This requires a study of the totality of scripture versus a specific passage and this is not meant to be an exhaustive study. The aim is to provide some help in thinking about all three. Note: we embrace Sola fide or justification by grace alone, through faith alone, in Christ alone.
James 2:14-26 concludes by telling us that faith without works is dead. The Greek word for works is érgon (phonetically er’-gon) and it’s used 174 times in Scripture. It means a worker who accomplishes something and it’s an action that carries out an inner desire, intention, or purpose.
Faith is the Greek word pistis (phonetically pis’-tis). This word is used 243 times in Scripture and it’s derived from peithô, which is persuasion (be persuaded, come to trust). Faith is rightly understood as a gift from God, and never something that can be produced by people. It’s not blind faith or you just gotta believe like we often think or hear today. So those who have faith in God have God’s divine persuasion (His inworking) which enables them to trust in Him or believe in Him. He draws His children (the elect) to Himself and by His grace gives us faith as a gift that we receive (Ephesians 2:8). And like any gift that we receive, once we possess it it becomes ours, and we use the term our faith or my faith.
Regarding belief, James tells us that even the demons believe (James 2:19) so we need more than simple belief, yet we often interchange faith and believing or call all Christians believers and this can be confusing. When the word believe (or belief) is used in the Bible we have to look at the context of the passage to best understand it. One of the most well known passages in all the Bible is John 3:16. Here the Greek word for believe is pisteuó (phonetically pist-yoo’-o) and it’s used 244 times in Scripture. In this context (unlike James 2:19) this is the belief that proceeds from God’s gift and inworking of faith. Thus, faith is distinct from human derived belief (confidence there is a God or persuading ourselves that there is a God). The bottom line is once we receive the gift of faith, we certainly believe it, but someone could believe there is a God without true faith (like the demons).

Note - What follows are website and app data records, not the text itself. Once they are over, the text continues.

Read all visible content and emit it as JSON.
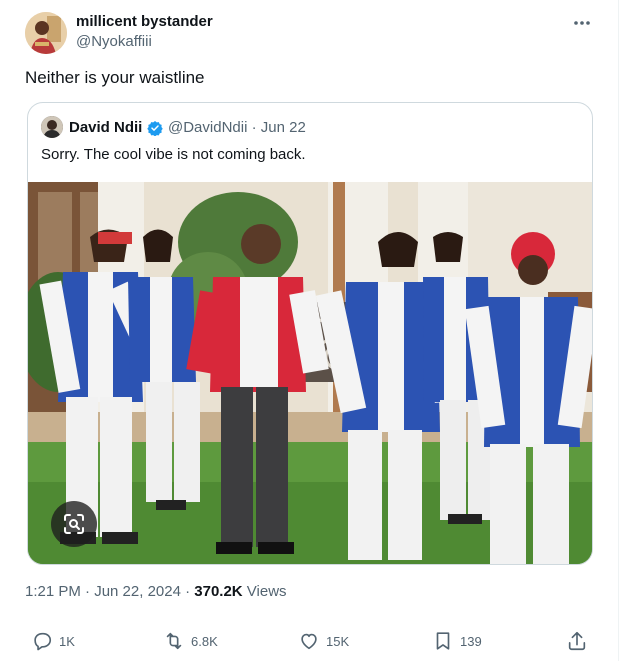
{
  "author": {
    "display_name": "millicent bystander",
    "handle": "@Nyokaffiii"
  },
  "tweet": {
    "text": "Neither is your waistline"
  },
  "quoted_tweet": {
    "display_name": "David Ndii",
    "handle_date": "@DavidNdii · Jun 22",
    "text": "Sorry. The cool vibe is not coming back."
  },
  "meta": {
    "time_date": "1:21 PM · Jun 22, 2024 · ",
    "views_count": "370.2K",
    "views_label": " Views"
  },
  "actions": {
    "replies": "1K",
    "reposts": "6.8K",
    "likes": "15K",
    "bookmarks": "139"
  },
  "colors": {
    "text_primary": "#0f1419",
    "text_secondary": "#536471",
    "border": "#cfd9de",
    "verified": "#1d9bf0"
  }
}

Faith and Works (Paul and James)
James teaches us that we have to practice the truth that we have learned and our works or actions speak louder than our words. Some people only talk about their belief, but mature faith-filled believers live out their beliefs with action. James 1:22 reminds us to be doers of the Word and not just hearers only.
As referenced earlier, Paul teaches us that, “For by grace you have been saved through faith. And this is not your own doing; it is the gift of God (Ephesians 2:8-10). And our justification before God is through faith and not our works or trying to be good enough by keeping the law. In Paul’s letter to the Galatians (Galatians 2:20-21) he says, “I have been crucified with Christ. It is no longer I who live, but Christ who lives in me. And the life I now live in the flesh I live by faith in the Son of God, who loved me and gave himself for me. I do not nullify the grace of God, for if righteousness were through the law, then Christ died for no purpose. If righteousness comes through the Law, then Christ died needlessly.”
Thus, we are justified and made righteous through Christ by faith alone, while faith leads us to good works, and good works show what we believe and prove our faith. This is the result of the Holy Spirit working within us (see Galatians 3).
What’s interesting is that both Paul and James use Abrahams’s life to prove their point (Romans 4, Galatians 3, and James 2). Paul was citing Abraham’s early life when Abraham first believed and it was counted to him as righteousness (Genesis 15:5-6) and James was citing an event later in Abraham’s life when he was willing to sacrifice Isaac (Genesis 22:12), even believing that God would raise him from the dead (Hebrews 11:19).
Examining Our Works (Where’s the Fruit?)
But what about those who say they have faith, but don’t have works? This is what James is warning against and this is where we need God’s wisdom and discernment. We are needy people and can easily deceive ourselves (James 1:22). We need to be aware of what our lives are producing and why we’re producing it. This requires the help of God and others speaking into our lives.
So let’s examine ourselves and pray that God will reveal our hearts and intentions when it comes to works or the lack thereof. May we seek Him and seek help from others when we’re struggling. Let’s also strive to come alongside others as God provides opportunities to do so. Hebrews 10:24-25 reminds us that we should stir up one another to love and what? Good works…
I’m grateful for Ephesians 2:10 where Paul tells us how God has prepared our good works beforehand that we should walk in them. And we know that if God has prepared good works for us, He’ll provide all we need to carry them out (including one another). Therefore, whenever someone has God given faith, you will always find good works. They won’t be perfect works, but the direction of their lives will be looking to the Perfect One. For Christ is the Founder and Perfecter of our faith (Hebrews 12:2).
When it comes to faith, works, and belief, it’s wonderful to know that He authors it, He gives it, we believe it, and He perfects it! Aren’t you glad it’s not dependent on us to muster it?